* Assigned task:
Every line below should be copied exactly; drop the pictures.

* Items from a data source:
* * * *

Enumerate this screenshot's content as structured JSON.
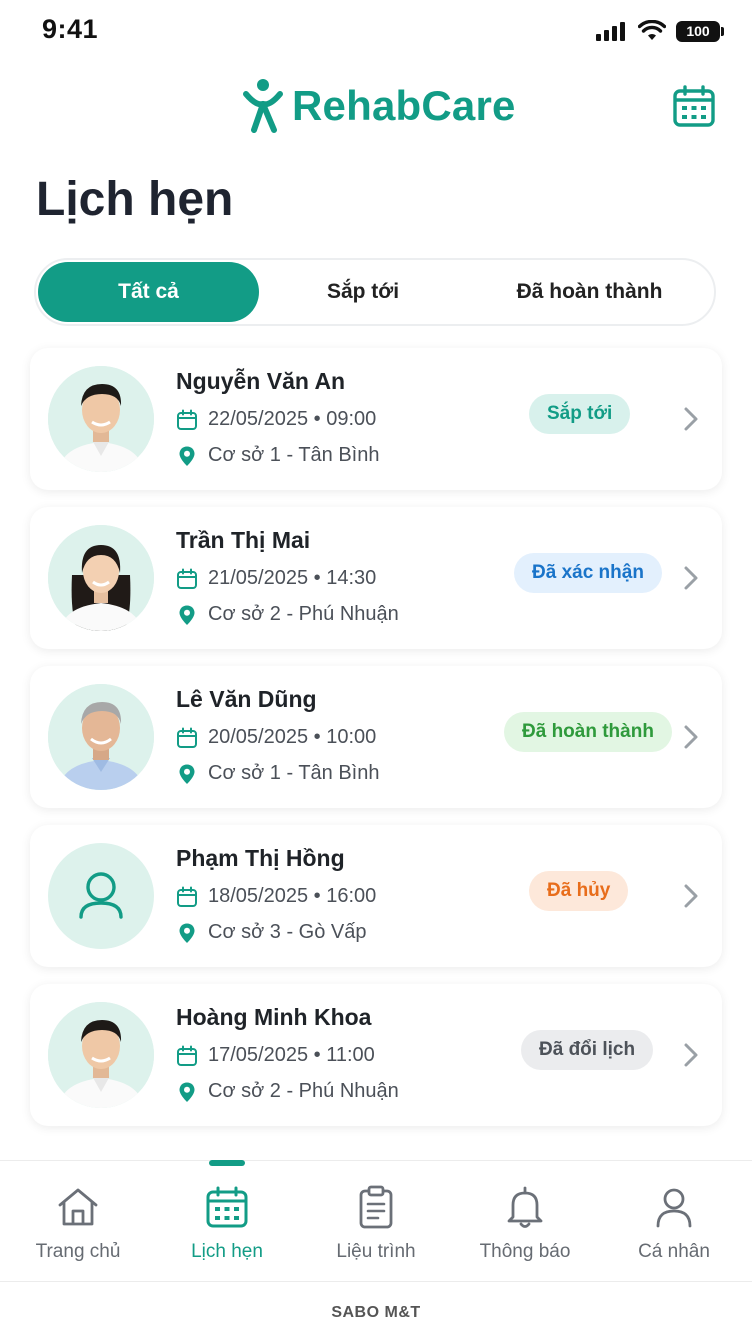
{
  "status_bar": {
    "time": "9:41",
    "battery": "100"
  },
  "header": {
    "brand_name": "RehabCare"
  },
  "page_title": "Lịch hẹn",
  "tabs": [
    {
      "label": "Tất cả",
      "active": true
    },
    {
      "label": "Sắp tới",
      "active": false
    },
    {
      "label": "Đã hoàn thành",
      "active": false
    }
  ],
  "appointments": [
    {
      "name": "Nguyễn Văn An",
      "datetime": "22/05/2025 • 09:00",
      "location": "Cơ sở 1 - Tân Bình",
      "status": "Sắp tới",
      "status_color": "#129c86",
      "avatar": "male-young"
    },
    {
      "name": "Trần Thị Mai",
      "datetime": "21/05/2025 • 14:30",
      "location": "Cơ sở 2 - Phú Nhuận",
      "status": "Đã xác nhận",
      "status_color": "#1a74c9",
      "avatar": "female-young"
    },
    {
      "name": "Lê Văn Dũng",
      "datetime": "20/05/2025 • 10:00",
      "location": "Cơ sở 1 - Tân Bình",
      "status": "Đã hoàn thành",
      "status_color": "#2f9a3c",
      "avatar": "male-senior"
    },
    {
      "name": "Phạm Thị Hồng",
      "datetime": "18/05/2025 • 16:00",
      "location": "Cơ sở 3 - Gò Vấp",
      "status": "Đã hủy",
      "status_color": "#e86d1b",
      "avatar": "user-icon"
    },
    {
      "name": "Hoàng Minh Khoa",
      "datetime": "17/05/2025 • 11:00",
      "location": "Cơ sở 2 - Phú Nhuận",
      "status": "Đã đổi lịch",
      "status_color": "#4d5259",
      "avatar": "male-young"
    }
  ],
  "bottom_nav": [
    {
      "label": "Trang chủ",
      "icon": "home-icon",
      "active": false
    },
    {
      "label": "Lịch hẹn",
      "icon": "calendar-icon",
      "active": true
    },
    {
      "label": "Liệu trình",
      "icon": "clipboard-icon",
      "active": false
    },
    {
      "label": "Thông báo",
      "icon": "bell-icon",
      "active": false
    },
    {
      "label": "Cá nhân",
      "icon": "user-icon",
      "active": false
    }
  ],
  "footer": "SABO M&T",
  "colors": {
    "brand": "#129c86",
    "text": "#1f2328",
    "muted": "#666b72"
  }
}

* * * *

* Task result:
Enumerate this screenshot's content as structured JSON.
{
  "status_bar": {
    "time": "9:41",
    "battery": "100"
  },
  "header": {
    "brand_name": "RehabCare"
  },
  "page_title": "Lịch hẹn",
  "tabs": [
    {
      "label": "Tất cả",
      "active": true
    },
    {
      "label": "Sắp tới",
      "active": false
    },
    {
      "label": "Đã hoàn thành",
      "active": false
    }
  ],
  "appointments": [
    {
      "name": "Nguyễn Văn An",
      "datetime": "22/05/2025 • 09:00",
      "location": "Cơ sở 1 - Tân Bình",
      "status": "Sắp tới",
      "status_color": "#129c86",
      "avatar": "male-young"
    },
    {
      "name": "Trần Thị Mai",
      "datetime": "21/05/2025 • 14:30",
      "location": "Cơ sở 2 - Phú Nhuận",
      "status": "Đã xác nhận",
      "status_color": "#1a74c9",
      "avatar": "female-young"
    },
    {
      "name": "Lê Văn Dũng",
      "datetime": "20/05/2025 • 10:00",
      "location": "Cơ sở 1 - Tân Bình",
      "status": "Đã hoàn thành",
      "status_color": "#2f9a3c",
      "avatar": "male-senior"
    },
    {
      "name": "Phạm Thị Hồng",
      "datetime": "18/05/2025 • 16:00",
      "location": "Cơ sở 3 - Gò Vấp",
      "status": "Đã hủy",
      "status_color": "#e86d1b",
      "avatar": "user-icon"
    },
    {
      "name": "Hoàng Minh Khoa",
      "datetime": "17/05/2025 • 11:00",
      "location": "Cơ sở 2 - Phú Nhuận",
      "status": "Đã đổi lịch",
      "status_color": "#4d5259",
      "avatar": "male-young"
    }
  ],
  "bottom_nav": [
    {
      "label": "Trang chủ",
      "icon": "home-icon",
      "active": false
    },
    {
      "label": "Lịch hẹn",
      "icon": "calendar-icon",
      "active": true
    },
    {
      "label": "Liệu trình",
      "icon": "clipboard-icon",
      "active": false
    },
    {
      "label": "Thông báo",
      "icon": "bell-icon",
      "active": false
    },
    {
      "label": "Cá nhân",
      "icon": "user-icon",
      "active": false
    }
  ],
  "footer": "SABO M&T",
  "colors": {
    "brand": "#129c86",
    "text": "#1f2328",
    "muted": "#666b72"
  }
}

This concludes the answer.